Brief:
In full and without alteration, output each record given here.

Supplied records:
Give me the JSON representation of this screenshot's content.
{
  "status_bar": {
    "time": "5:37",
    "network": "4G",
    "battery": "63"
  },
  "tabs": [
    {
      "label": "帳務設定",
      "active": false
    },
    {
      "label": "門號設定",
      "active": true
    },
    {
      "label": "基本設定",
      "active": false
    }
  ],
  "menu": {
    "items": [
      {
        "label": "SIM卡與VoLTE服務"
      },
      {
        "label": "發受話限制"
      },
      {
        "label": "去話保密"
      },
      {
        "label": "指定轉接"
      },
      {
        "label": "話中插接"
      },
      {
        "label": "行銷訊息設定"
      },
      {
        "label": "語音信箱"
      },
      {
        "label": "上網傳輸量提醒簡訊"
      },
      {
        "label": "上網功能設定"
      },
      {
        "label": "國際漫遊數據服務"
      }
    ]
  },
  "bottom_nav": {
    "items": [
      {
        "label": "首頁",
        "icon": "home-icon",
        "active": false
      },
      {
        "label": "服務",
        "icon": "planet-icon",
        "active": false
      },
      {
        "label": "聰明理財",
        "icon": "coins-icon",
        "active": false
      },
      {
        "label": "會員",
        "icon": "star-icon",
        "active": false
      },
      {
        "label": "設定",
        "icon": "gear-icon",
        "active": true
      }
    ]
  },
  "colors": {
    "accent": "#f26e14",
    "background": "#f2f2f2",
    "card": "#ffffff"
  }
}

Result of the task:
Give me the JSON representation of this screenshot's content.
{
  "status_bar": {
    "time": "5:37",
    "network": "4G",
    "battery": "63"
  },
  "tabs": [
    {
      "label": "帳務設定",
      "active": false
    },
    {
      "label": "門號設定",
      "active": true
    },
    {
      "label": "基本設定",
      "active": false
    }
  ],
  "menu": {
    "items": [
      {
        "label": "SIM卡與VoLTE服務"
      },
      {
        "label": "發受話限制"
      },
      {
        "label": "去話保密"
      },
      {
        "label": "指定轉接"
      },
      {
        "label": "話中插接"
      },
      {
        "label": "行銷訊息設定"
      },
      {
        "label": "語音信箱"
      },
      {
        "label": "上網傳輸量提醒簡訊"
      },
      {
        "label": "上網功能設定"
      },
      {
        "label": "國際漫遊數據服務"
      }
    ]
  },
  "bottom_nav": {
    "items": [
      {
        "label": "首頁",
        "icon": "home-icon",
        "active": false
      },
      {
        "label": "服務",
        "icon": "planet-icon",
        "active": false
      },
      {
        "label": "聰明理財",
        "icon": "coins-icon",
        "active": false
      },
      {
        "label": "會員",
        "icon": "star-icon",
        "active": false
      },
      {
        "label": "設定",
        "icon": "gear-icon",
        "active": true
      }
    ]
  },
  "colors": {
    "accent": "#f26e14",
    "background": "#f2f2f2",
    "card": "#ffffff"
  }
}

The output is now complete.